Binding Site
Same as the active site for substrate. An allosteric site, that is not the active site.
Structure
Similar to that of substrate. Dissimilar to that of substrate.
Effect on Binding
Blocks active site, hence substrate cannot bind. Alters the structure of active site to prevent activation of enzyme by substrate.
Binding Affinity
Affinity to enzyme only. Affinity to enzyme as well as enzyme-substrate complex.
Kinetics of Inhibition
Inhibition constant Kmincreases.
Velocity of reaction Vm is constant.
Effect of inhibition can be decreased by increasing substrate concentration.
In a Lineweaver-Burk plot, the Y-intercept of Vm remains constant.
Inhibition constant Km is unchanged.
Velocity of reaction Vmdecreases.
Effect of inhibition is independent of substrate concentration.
In a Lineweaver-Burk plot, the X-intercept of Km remains constant.
Example
Sulfanilamide competes with para-aminobenzoic acid (PABA) in bacteria, in order to inhibit folic acid synthesis. Cyanide attaches to the prosthetic group of cytochrome oxidase, and thus inhibits the electron transport chain.
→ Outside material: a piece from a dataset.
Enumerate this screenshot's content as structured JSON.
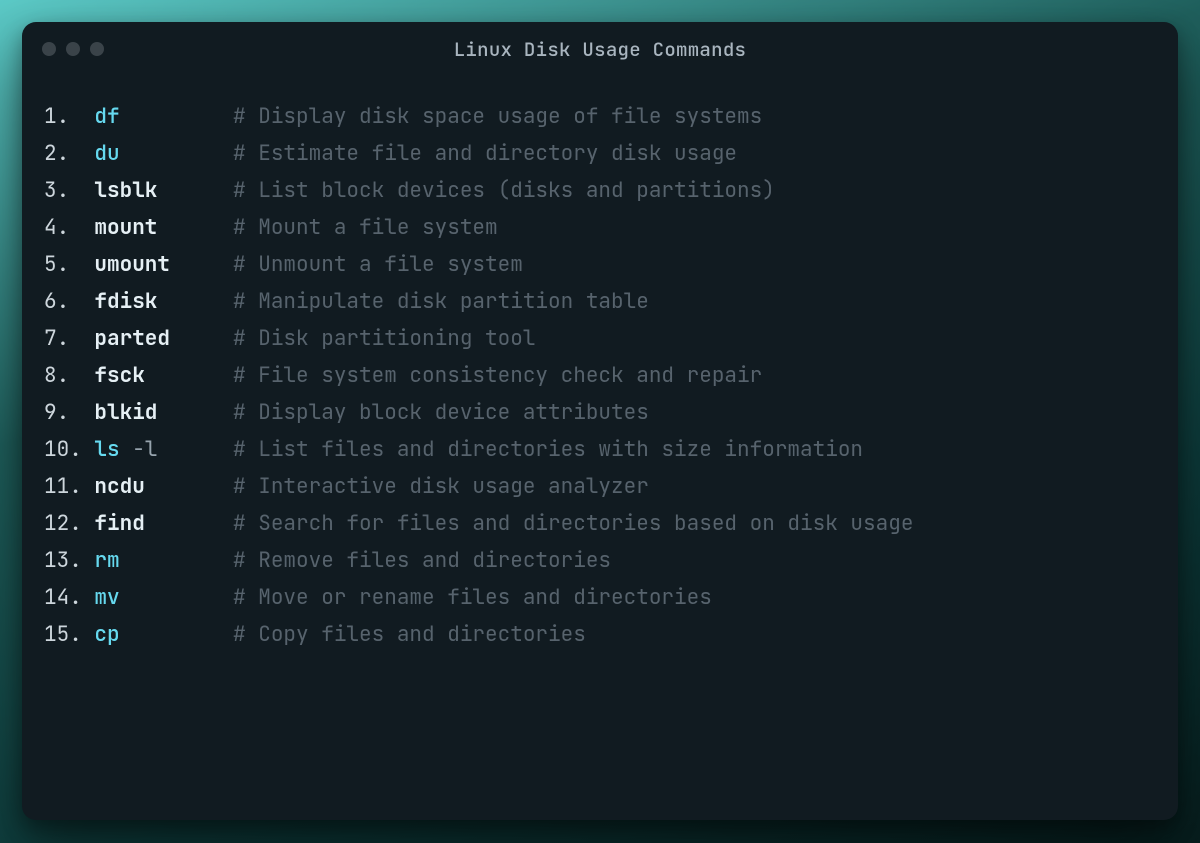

An enzyme in a system may be inactive or active depending on the action of these inhibitors. Hence, it is measured in terms of its activity rather than weight. Here, activity refers to the unit quantity of substrate that is converted to product per unit of time.